And if it still doesn’t feel right, we’ve got ideas for other methods. Just remember: If you change methods, make sure you’re protected while you switch.
The cervical cap is causing irritation.
The irritation could actually be from an allergy to spermicide.
Still not working?
If you’ve tried different types of spermicides and are still having irritation, think about trying a method that doesn’t require any, like the IUD,shot, patch, pill, ring, or implant. If you want to stick with a barrier method, you could try non-spermicidal male condoms.
Try this: If the irritation isn’t too bad, you might want to try another brand of spermicide.
I’ve noticed a nasty smell with the cervical cap.
This can happen if you’ve left it in more than 48 hours.
Try this: Rinse it thoroughly and let it dry.
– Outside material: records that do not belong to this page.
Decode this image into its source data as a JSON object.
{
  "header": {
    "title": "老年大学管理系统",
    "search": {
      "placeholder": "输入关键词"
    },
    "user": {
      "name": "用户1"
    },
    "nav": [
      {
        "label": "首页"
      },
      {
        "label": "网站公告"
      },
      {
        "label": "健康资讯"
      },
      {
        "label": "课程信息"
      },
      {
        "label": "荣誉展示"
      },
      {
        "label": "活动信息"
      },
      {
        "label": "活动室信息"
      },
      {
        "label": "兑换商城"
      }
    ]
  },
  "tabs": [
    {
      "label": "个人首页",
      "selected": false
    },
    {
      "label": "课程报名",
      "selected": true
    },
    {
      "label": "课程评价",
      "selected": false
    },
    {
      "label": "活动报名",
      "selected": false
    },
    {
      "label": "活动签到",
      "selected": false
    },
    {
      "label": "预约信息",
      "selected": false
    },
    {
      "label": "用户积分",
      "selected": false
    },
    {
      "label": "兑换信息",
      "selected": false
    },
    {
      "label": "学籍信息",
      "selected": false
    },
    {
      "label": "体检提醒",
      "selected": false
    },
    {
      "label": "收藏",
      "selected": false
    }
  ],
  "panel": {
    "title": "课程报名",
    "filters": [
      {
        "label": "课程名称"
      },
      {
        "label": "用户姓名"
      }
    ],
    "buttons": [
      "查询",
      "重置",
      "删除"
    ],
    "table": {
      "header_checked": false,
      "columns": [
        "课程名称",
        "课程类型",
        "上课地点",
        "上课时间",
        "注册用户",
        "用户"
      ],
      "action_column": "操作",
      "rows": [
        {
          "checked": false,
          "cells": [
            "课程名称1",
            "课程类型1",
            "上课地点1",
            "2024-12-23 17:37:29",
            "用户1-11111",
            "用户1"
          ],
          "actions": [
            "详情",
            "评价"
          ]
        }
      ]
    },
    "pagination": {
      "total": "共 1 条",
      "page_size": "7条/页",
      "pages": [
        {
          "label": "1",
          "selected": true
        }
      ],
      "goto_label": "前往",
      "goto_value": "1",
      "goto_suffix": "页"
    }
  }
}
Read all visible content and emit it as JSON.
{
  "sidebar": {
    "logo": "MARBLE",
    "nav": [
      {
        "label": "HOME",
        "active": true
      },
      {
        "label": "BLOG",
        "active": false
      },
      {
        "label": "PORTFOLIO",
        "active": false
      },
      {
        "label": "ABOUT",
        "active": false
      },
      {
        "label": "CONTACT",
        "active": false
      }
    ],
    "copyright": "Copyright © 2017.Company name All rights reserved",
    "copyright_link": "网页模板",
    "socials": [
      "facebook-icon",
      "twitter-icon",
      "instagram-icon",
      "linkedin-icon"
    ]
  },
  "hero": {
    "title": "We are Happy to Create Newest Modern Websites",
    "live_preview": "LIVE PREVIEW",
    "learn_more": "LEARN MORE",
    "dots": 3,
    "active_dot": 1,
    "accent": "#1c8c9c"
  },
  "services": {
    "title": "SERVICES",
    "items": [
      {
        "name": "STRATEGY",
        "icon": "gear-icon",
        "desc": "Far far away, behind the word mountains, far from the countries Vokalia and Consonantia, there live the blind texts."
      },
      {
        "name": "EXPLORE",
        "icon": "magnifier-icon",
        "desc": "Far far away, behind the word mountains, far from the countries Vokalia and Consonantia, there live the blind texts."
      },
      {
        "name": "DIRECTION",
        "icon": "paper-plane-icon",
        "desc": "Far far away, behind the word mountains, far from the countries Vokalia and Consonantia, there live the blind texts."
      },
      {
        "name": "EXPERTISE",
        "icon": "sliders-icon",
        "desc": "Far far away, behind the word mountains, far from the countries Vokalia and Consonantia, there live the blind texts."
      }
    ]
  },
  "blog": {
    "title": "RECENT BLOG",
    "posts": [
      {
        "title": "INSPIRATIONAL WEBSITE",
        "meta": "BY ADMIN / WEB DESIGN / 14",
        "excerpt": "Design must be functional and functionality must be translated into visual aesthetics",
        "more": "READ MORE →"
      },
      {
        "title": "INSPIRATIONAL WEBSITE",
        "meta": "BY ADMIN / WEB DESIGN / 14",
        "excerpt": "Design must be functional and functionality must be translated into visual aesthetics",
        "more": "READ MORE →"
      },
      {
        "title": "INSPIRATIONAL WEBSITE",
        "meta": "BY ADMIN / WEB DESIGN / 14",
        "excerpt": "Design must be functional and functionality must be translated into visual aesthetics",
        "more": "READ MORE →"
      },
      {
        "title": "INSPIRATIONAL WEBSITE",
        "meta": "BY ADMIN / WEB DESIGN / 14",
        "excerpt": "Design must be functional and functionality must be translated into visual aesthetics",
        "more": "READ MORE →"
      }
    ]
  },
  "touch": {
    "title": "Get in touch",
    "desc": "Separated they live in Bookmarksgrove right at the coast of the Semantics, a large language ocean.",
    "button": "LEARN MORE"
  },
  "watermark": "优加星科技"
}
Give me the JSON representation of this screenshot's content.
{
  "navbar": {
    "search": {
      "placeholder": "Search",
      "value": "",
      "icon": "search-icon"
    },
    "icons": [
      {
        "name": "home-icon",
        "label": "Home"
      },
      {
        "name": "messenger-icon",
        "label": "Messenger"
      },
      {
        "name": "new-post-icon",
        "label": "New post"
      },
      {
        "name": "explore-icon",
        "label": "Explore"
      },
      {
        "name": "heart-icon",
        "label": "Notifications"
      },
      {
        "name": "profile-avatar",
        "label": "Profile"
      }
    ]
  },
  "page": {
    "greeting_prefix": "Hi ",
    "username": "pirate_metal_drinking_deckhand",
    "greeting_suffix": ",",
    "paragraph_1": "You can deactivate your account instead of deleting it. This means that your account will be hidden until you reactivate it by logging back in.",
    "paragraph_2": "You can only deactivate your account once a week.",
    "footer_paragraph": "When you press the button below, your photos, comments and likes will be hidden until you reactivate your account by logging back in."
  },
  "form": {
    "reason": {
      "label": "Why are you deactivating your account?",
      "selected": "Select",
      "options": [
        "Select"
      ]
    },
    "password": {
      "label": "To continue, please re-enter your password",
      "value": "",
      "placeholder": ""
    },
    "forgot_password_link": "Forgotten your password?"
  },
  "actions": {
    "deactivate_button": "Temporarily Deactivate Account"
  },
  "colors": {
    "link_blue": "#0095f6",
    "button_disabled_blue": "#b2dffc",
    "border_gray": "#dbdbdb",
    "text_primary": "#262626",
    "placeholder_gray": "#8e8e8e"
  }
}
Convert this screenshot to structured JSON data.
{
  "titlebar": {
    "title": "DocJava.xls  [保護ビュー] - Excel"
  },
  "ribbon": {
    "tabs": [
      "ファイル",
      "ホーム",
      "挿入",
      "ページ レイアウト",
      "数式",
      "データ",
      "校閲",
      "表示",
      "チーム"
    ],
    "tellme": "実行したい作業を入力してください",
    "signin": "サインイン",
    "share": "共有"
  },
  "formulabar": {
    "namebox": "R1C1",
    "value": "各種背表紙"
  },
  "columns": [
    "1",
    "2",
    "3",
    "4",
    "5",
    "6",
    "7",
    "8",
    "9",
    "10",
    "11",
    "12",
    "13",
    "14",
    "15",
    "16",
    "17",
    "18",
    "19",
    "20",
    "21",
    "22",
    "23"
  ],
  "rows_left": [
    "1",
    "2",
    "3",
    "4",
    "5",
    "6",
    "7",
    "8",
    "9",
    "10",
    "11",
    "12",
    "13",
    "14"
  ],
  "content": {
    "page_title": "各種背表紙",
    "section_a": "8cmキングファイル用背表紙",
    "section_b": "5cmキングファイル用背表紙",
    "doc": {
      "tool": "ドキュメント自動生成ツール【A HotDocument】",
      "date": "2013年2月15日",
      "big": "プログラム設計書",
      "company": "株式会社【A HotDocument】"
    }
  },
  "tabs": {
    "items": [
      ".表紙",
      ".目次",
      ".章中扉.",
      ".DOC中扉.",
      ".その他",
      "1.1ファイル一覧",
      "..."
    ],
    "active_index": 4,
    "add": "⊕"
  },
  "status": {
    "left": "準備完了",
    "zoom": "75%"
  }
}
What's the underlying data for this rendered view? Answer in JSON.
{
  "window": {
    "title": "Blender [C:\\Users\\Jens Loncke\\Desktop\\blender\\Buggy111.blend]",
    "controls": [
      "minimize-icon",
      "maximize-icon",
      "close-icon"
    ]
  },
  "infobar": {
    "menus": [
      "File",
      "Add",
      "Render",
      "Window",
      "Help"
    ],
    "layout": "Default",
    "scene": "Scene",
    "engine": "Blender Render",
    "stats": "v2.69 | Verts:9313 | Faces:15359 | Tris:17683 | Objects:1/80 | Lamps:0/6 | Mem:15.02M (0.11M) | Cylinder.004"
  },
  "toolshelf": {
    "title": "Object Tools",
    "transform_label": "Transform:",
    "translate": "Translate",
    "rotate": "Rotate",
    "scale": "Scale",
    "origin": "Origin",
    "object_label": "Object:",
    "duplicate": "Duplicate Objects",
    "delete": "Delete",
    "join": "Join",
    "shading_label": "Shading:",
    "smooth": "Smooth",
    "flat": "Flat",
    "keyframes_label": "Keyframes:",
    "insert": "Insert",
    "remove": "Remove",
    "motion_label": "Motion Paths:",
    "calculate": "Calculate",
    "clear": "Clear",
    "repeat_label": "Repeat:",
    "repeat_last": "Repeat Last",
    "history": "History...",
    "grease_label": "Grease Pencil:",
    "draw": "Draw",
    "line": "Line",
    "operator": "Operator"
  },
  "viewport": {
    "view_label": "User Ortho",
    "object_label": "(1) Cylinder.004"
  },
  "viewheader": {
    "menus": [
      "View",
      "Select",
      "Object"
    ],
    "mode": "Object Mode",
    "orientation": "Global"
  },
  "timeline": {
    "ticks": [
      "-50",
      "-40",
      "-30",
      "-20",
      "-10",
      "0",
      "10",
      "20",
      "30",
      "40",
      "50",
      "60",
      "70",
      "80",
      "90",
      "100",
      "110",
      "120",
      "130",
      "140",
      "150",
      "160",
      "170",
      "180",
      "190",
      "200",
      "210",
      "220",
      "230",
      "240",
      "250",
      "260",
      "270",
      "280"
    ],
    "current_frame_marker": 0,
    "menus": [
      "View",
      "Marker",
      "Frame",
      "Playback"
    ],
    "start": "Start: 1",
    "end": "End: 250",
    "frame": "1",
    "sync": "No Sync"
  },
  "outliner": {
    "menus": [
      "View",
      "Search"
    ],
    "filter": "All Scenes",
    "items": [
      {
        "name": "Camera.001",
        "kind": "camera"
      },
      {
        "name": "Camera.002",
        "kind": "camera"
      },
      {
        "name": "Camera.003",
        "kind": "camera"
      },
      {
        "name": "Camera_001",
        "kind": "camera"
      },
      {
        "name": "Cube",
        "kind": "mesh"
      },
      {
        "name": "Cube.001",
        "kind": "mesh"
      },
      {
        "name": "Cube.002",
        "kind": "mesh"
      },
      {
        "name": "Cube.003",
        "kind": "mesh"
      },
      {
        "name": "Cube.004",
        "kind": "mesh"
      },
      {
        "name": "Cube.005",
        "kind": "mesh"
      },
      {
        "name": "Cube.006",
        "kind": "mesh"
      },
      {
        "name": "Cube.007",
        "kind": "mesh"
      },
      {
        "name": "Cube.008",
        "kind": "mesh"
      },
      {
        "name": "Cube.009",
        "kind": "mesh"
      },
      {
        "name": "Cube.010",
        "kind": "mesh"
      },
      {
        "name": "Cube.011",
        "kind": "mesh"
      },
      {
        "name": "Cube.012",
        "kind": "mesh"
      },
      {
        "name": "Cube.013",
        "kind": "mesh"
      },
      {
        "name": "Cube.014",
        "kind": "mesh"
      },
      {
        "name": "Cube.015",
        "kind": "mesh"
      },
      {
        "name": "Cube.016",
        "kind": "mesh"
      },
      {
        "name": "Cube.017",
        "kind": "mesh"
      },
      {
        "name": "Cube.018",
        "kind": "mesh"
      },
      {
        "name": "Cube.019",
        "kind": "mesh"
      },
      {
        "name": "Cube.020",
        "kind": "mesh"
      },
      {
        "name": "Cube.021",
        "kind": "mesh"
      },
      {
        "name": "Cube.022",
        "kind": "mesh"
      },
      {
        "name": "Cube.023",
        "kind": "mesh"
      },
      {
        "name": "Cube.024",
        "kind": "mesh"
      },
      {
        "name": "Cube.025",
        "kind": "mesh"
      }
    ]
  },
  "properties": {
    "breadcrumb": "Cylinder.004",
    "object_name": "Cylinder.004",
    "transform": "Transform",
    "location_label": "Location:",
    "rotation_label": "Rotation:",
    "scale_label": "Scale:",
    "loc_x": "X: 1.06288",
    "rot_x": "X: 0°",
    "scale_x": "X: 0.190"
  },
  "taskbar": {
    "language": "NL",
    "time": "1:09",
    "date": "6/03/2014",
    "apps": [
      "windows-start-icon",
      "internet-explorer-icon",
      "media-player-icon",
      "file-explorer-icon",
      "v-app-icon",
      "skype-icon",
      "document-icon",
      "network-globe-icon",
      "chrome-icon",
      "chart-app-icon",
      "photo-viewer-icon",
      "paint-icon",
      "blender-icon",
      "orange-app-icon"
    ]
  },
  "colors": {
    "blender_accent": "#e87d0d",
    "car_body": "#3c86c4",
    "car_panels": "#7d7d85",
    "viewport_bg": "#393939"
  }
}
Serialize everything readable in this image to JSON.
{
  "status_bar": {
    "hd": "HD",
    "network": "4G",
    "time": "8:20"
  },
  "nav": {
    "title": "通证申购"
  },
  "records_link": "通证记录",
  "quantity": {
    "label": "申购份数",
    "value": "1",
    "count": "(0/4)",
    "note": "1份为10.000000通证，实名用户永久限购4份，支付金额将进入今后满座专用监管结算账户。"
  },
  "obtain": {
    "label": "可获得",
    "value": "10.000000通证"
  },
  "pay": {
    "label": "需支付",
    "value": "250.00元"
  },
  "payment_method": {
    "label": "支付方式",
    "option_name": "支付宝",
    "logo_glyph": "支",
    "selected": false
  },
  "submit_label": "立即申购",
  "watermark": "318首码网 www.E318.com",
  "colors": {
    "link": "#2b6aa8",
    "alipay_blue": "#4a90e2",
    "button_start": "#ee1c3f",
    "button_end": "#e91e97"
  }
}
If the odor sticks around, you may want to get checked for a condition called bacterial vaginosis (a condition that can cause that bad-smelling discharge).
I scratched the surface of my cervix. Ouch.
That sounds horrible, but luckily, shouldn’t happen very often.
Still not working?
If you want to try something else and really want to stick with a barrier method, check out one that you don’t have to insert, like male condoms or female condoms. Or check out a method you can “forget about” for a while, like the IUD, implant, shot, ring, or patch.
I can’t get the cervical cap in (or out) easily.
If you’re new to the cervical cap, check out our “how to.” Practice a little more and do so when it’s not the heat of the moment. Hopefully you’ll soon find it easy to use.
Still not working?
If you still find it hard to use after a bit of practice, you might want consult your healthcare provider or try a new method. If you really want to stick with a barrier method, check out one that you don’t have to insert, like male condoms or female condoms. Or check out a method you can “forget about” for a while, like the IUD, implant, ring or patch.
Real Stories (English)
Matt’s girlfriend tried an IUD and the pill, but her body had a hard time adjusting to them and they diminished her sex drive. That’s when she asked about non-hormonal methods and her doctor recommended the cervical cap. For Matt, it feels a lot like using nothing at all and creates a sense of closeness that he did not experience using condoms. And it can be inserted before going out for the night, so the cervical cap is good if you don’t mind planning ahead now for a bit of spontaneity later. At first, there were a few times when Matt felt the cap, bumping it loose from her cervix. But that only required a quick adjustment and they were good to go at it again. Now that it’s their method of frequent use, he has learned what his range is down there and it’s smooth sailing.
A former pill and IUD user, Lisa had to travel great lengths to find a cervical cap. She had some frustrating moments early on, figuring out how to get it in. And then how to get it out. But now it’s quick and easy. Lisa also loves that she doesn’t have to insert the cap in the heat of the moment. She can put it in while getting dressed for a date and be good to go whenever the action begins.